When an Hispanic male is found dead from a severe chest trauma, Detectives Briscoe and Green discover that he and two other illegal immigrants had been in a staged automobile accident. As evidence mounts linking numerous similar car crashes with the same employer, chiropractor, insurance adjuster, and lawyers, A.D.A.s McCoy and Carmichael must determine who is ultimately responsible for the man's death, from which so many others profited.
Did You Know?

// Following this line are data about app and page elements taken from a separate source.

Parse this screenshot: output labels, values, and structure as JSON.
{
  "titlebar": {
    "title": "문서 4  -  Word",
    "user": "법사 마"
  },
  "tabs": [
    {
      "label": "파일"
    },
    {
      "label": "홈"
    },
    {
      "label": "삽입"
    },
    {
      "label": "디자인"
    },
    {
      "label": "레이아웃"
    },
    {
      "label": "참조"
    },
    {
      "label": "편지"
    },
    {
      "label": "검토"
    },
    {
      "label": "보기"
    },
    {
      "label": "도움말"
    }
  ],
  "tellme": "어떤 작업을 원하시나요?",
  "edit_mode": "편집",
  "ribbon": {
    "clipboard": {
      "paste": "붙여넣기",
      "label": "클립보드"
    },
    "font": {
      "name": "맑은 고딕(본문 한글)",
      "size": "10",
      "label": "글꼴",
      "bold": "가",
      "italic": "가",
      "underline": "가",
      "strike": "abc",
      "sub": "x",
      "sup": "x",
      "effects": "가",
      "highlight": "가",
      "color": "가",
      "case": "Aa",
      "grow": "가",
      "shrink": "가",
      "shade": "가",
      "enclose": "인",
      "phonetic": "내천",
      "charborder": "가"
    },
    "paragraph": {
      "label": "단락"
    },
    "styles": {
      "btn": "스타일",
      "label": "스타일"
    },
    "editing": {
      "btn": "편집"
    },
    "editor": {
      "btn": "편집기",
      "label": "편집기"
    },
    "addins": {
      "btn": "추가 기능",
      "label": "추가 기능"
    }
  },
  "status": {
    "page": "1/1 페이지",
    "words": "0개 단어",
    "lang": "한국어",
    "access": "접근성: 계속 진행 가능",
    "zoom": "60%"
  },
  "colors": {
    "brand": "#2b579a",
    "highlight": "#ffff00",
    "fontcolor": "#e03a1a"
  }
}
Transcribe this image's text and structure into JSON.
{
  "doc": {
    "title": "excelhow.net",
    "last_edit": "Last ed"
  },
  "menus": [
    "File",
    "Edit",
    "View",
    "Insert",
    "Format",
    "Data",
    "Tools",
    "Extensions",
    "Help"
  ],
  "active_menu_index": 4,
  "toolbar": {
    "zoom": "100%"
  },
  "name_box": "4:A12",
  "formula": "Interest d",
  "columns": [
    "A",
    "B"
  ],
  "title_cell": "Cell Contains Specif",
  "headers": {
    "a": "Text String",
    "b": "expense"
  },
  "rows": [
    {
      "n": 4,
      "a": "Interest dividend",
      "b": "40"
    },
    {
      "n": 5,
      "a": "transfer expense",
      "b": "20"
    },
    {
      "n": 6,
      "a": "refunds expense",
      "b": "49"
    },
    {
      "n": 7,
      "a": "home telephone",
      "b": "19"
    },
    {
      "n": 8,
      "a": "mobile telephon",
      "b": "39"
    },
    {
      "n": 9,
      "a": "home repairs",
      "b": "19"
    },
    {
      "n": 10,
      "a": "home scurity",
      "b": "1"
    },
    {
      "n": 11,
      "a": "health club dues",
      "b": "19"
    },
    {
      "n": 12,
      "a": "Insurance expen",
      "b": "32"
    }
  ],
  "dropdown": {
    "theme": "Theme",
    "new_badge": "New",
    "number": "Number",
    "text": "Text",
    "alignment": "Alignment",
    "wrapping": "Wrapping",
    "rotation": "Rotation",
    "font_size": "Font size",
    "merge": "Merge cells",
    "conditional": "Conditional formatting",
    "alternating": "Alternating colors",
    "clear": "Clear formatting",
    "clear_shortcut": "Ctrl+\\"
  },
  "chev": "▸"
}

Detective Green states "it's not against the law to drive while using a cell phone" to which Detective Briscoe replies "not yet anyways." This episode was actually filmed while the New York state senate was considering the nation's first proposed legislation limiting cell phone use while driving. The first law was passed in June of 2001 and made it illegal to compose a text message and imposed a ban on hand-held cell phone use while driving, though this legislation did little to curb the rising trend of accidents caused by distracted driving. In fact 10 years after that first legislation the number of traffic accidents caused by distracted driving grew to be greater than those caused by drunk driving. To that end New York state passed stricter laws regarding the use of any electronic device while driving, the previous law only covered cell phone use. The amended legislation took effect on July 12, 2011 and banned the use of any and all hand-held electronic devices while driving, including but not limited to: composing, sending, reading, browsing, transmitting e-mails or text messages, viewing or transmitting images, as well as playing games. Drivers are only allowed to use an electronic device if it is attached to the vehicles dashboard or other surface and is voice operated, or if it has a hands free accessory. Drivers are prohibited from talking on a hand-held phone while their vehicles are in motion, if you violate this law you can receive a ticket from $50 to $450, depending on the number of violations you have committed. As of June, 2013 each violation of the distracted driver law carries five driver violation points, receiving 11 points within an 18-month period will result in a suspension of a driver's license. See more
Intentionally causing minor vehicle collisions (fender benders) doesn't constitute creating a situation that causes a grave risk of death, so charging those involved with depraved indifference homicide (second degree murder) in this case would not be appropriate as ADA Carmichael suggests. However staging minor vehicle collisions does show a reckless disregard for the safety and well-being of the passengers in the cars involved in the staged "accidents", the appropriate charge for an accidental death caused by an action that constitutes reckless endangerment is manslaughter in the second degree. See more